Listed records:

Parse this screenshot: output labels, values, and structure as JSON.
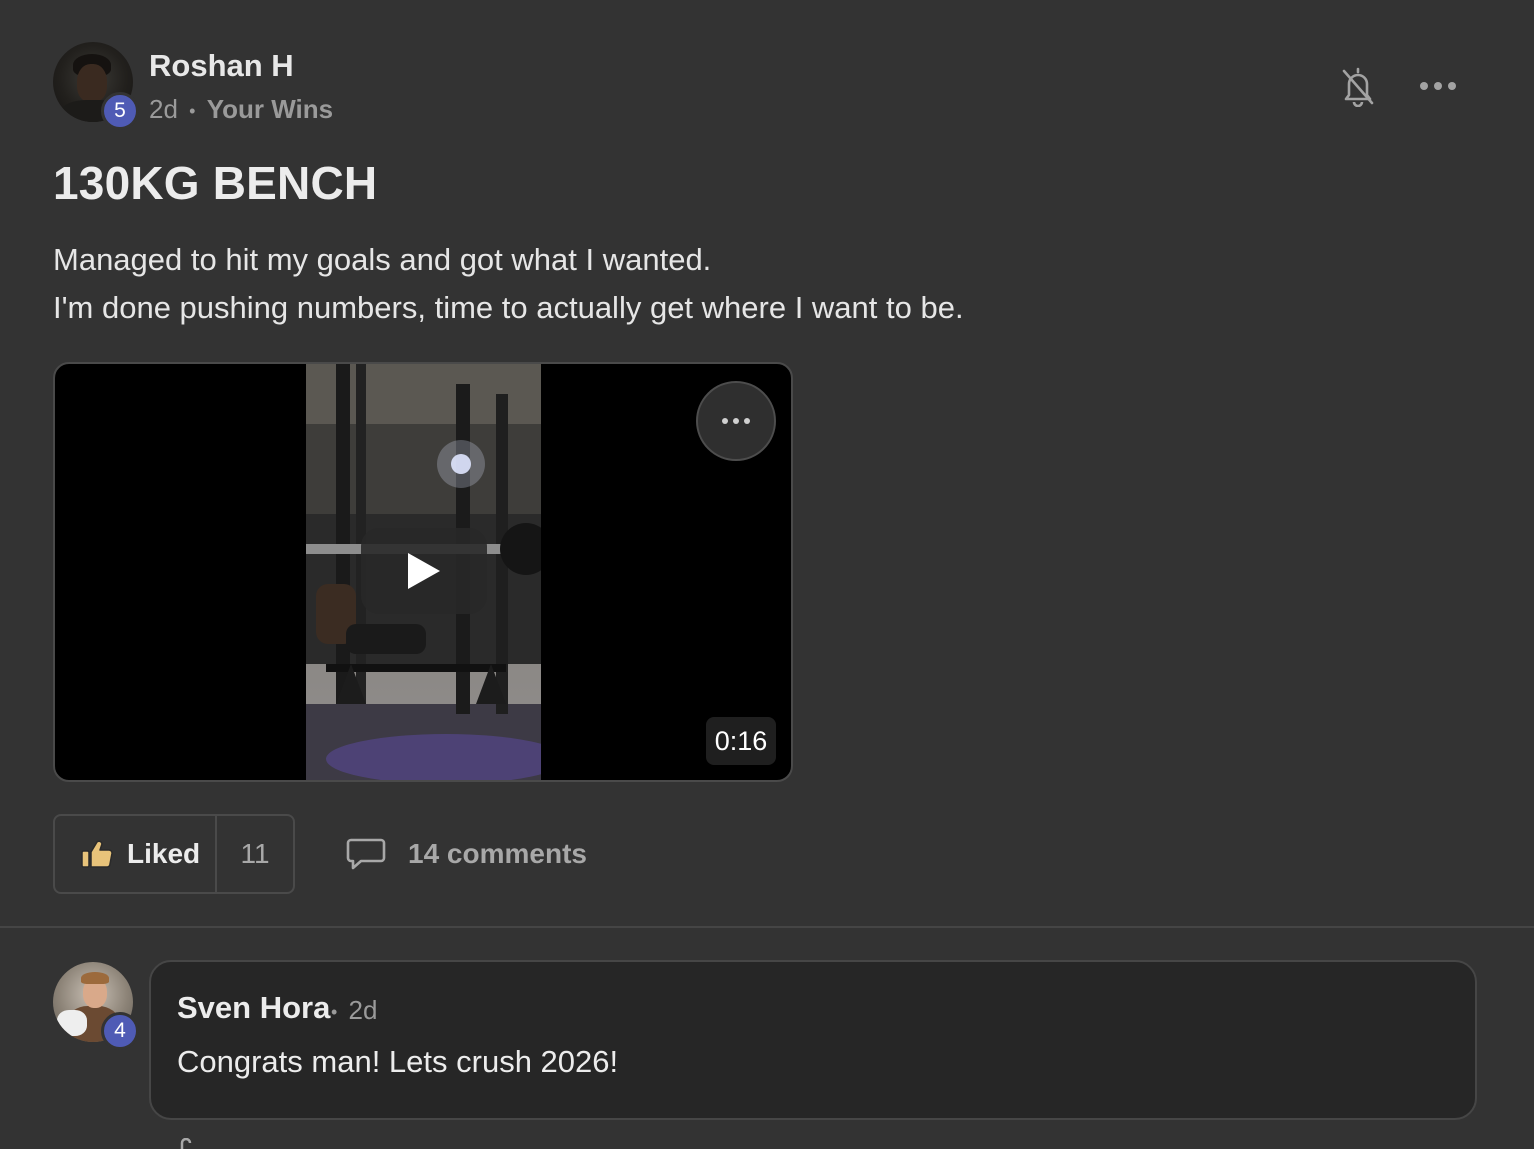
{
  "post": {
    "author": "Roshan H",
    "author_level": "5",
    "time_ago": "2d",
    "separator": "•",
    "category": "Your Wins",
    "title": "130KG BENCH",
    "body_lines": [
      "Managed to hit my goals and got what I wanted.",
      "I'm done pushing numbers, time to actually get where I want to be."
    ]
  },
  "header_actions": {
    "notifications_icon": "bell-off-icon",
    "more_icon": "more-horizontal-icon"
  },
  "video": {
    "duration": "0:16",
    "play_icon": "play-icon",
    "options_icon": "more-horizontal-icon"
  },
  "actions": {
    "like_label": "Liked",
    "like_count": "11",
    "like_icon": "thumbs-up-icon",
    "like_icon_color": "#e8c37a",
    "comments_label": "14 comments",
    "comments_icon": "comment-icon"
  },
  "comments": [
    {
      "author": "Sven Hora",
      "author_level": "4",
      "time_ago": "2d",
      "separator": "•",
      "text": "Congrats man! Lets crush 2026!"
    }
  ],
  "colors": {
    "background": "#333333",
    "badge": "#4f5bb5",
    "comment_bubble": "#262626"
  }
}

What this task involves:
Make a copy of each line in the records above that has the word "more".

Solution for this task:
    "more_icon": "more-horizontal-icon"
    "options_icon": "more-horizontal-icon"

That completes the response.